Exercise prompt.
Determine which lines of the records include the word "true", and copy them.

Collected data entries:
┄┄┄┄┄┄┄┄┄┄┄┄┄┄┄┄┄┄┄┄

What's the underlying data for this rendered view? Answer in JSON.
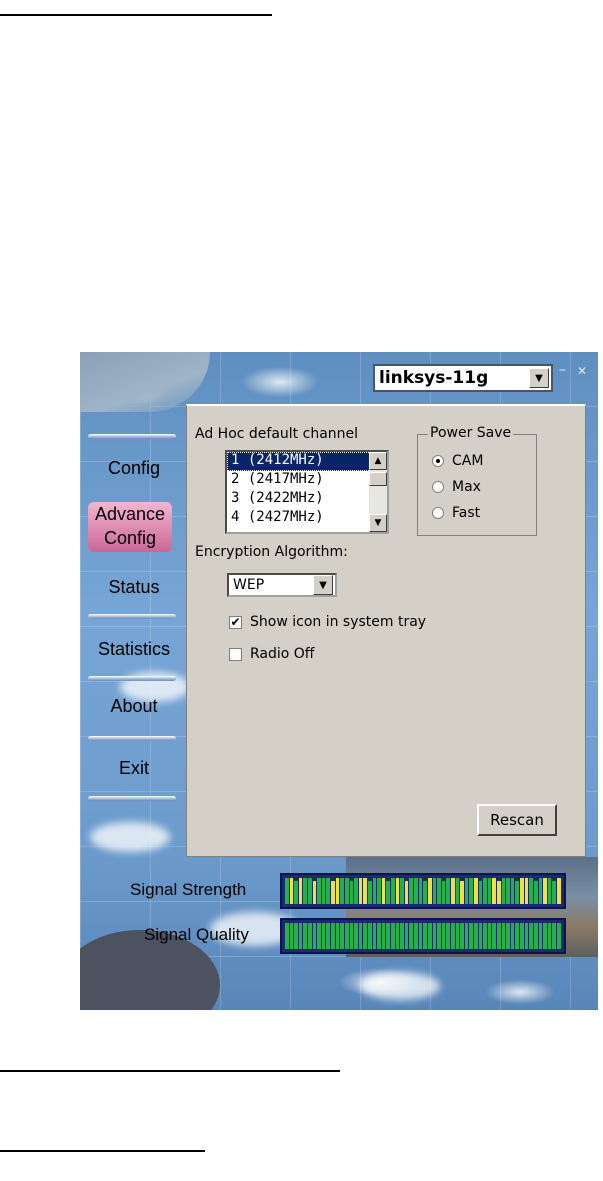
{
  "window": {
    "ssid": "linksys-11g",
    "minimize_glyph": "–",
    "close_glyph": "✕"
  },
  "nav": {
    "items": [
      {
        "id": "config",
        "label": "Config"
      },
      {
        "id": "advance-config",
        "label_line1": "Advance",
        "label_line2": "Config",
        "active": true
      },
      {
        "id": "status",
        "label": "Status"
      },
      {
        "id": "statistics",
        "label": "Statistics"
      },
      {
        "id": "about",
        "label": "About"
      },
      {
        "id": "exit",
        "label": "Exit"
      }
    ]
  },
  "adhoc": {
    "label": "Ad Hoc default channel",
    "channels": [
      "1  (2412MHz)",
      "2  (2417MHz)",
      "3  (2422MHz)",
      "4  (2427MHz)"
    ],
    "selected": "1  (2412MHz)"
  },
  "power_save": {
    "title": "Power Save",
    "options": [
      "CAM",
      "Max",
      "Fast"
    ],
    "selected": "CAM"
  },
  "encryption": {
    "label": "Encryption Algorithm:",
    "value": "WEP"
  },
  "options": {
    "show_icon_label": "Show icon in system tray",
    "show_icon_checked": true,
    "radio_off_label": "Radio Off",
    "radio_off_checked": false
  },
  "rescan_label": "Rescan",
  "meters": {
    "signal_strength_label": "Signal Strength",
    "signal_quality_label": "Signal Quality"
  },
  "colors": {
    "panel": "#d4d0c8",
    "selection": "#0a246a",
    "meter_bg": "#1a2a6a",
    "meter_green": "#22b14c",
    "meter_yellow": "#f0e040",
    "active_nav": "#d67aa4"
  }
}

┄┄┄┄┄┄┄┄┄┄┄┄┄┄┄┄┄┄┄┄

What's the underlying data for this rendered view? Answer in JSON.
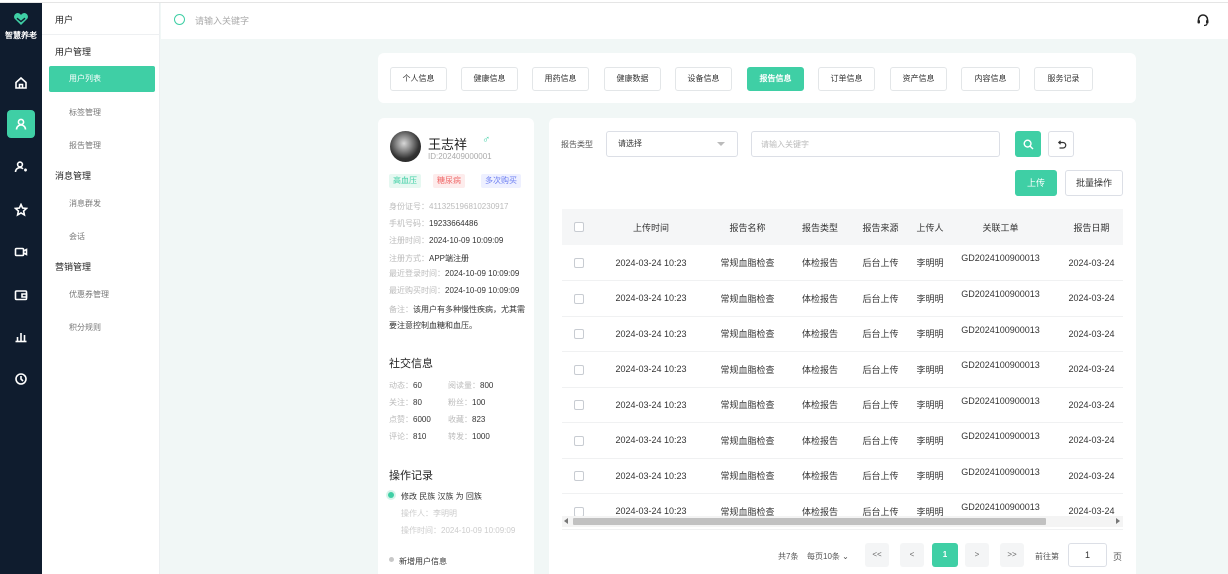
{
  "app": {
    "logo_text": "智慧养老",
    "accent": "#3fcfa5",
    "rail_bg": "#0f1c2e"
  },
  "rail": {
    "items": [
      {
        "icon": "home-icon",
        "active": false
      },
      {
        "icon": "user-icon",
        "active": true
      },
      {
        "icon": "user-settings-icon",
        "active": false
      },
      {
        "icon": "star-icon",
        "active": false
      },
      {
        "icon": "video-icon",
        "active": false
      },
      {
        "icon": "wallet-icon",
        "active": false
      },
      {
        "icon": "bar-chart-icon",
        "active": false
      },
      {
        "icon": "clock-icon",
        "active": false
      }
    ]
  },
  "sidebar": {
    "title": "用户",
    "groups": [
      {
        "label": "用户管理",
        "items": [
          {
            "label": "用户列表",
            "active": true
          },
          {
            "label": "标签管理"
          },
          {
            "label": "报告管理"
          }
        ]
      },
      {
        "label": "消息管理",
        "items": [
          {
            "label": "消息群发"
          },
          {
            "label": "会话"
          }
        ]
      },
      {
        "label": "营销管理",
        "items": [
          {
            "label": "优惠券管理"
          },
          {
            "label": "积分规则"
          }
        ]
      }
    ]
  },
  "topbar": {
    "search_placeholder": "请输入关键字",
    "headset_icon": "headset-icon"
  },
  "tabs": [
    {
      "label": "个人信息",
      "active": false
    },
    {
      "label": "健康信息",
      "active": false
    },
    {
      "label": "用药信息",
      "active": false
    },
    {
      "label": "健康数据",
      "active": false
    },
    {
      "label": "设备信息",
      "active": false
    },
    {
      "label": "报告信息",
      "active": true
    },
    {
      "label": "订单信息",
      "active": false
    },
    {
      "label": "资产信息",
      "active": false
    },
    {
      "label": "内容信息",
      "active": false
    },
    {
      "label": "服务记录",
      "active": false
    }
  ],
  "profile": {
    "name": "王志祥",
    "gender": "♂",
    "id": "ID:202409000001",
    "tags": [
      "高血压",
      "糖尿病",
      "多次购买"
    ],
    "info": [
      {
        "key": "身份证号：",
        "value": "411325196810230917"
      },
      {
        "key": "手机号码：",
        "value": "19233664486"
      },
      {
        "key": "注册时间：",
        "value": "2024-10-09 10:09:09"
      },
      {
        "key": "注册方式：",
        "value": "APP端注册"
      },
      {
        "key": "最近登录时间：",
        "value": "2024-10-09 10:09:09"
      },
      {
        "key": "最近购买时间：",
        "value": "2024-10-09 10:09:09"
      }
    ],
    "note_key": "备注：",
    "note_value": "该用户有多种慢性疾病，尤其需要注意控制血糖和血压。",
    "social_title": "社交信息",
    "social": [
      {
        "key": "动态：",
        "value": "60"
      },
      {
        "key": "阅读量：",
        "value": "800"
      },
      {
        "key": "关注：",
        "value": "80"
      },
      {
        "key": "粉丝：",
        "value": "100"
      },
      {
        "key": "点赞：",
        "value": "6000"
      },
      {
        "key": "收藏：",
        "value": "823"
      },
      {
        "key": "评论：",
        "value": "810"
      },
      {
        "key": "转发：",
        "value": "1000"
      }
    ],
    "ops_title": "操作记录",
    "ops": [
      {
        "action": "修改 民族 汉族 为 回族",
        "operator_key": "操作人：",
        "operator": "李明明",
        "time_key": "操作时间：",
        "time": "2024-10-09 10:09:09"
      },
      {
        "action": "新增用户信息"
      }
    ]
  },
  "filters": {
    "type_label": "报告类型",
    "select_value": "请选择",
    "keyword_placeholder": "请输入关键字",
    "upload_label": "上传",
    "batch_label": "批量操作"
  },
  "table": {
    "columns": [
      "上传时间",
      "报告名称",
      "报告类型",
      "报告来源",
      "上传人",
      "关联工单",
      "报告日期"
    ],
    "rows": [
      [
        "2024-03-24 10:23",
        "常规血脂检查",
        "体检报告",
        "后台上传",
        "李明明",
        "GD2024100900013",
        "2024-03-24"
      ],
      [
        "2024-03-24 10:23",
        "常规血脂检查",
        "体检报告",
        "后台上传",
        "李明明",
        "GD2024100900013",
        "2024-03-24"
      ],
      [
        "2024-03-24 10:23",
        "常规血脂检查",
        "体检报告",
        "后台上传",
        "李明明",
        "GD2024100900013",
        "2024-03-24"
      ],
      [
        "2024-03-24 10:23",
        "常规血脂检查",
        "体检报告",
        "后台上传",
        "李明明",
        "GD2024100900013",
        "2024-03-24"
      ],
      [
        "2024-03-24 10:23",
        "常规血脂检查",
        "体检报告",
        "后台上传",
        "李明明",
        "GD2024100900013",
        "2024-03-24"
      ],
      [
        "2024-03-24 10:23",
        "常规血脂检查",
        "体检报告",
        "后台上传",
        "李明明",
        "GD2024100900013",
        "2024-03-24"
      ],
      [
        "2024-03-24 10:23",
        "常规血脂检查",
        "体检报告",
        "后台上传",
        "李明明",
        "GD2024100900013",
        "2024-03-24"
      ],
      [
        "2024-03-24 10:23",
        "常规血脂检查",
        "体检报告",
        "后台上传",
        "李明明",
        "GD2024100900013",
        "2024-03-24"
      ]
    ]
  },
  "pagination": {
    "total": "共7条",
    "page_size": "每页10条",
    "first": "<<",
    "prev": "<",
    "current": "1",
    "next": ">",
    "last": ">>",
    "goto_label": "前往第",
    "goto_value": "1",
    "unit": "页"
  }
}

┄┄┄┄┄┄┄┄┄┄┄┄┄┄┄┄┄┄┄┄

Reply to the exercise.
        "active": true
    "show_icon_checked": true,
        "active": true
            "active": true
      "active": true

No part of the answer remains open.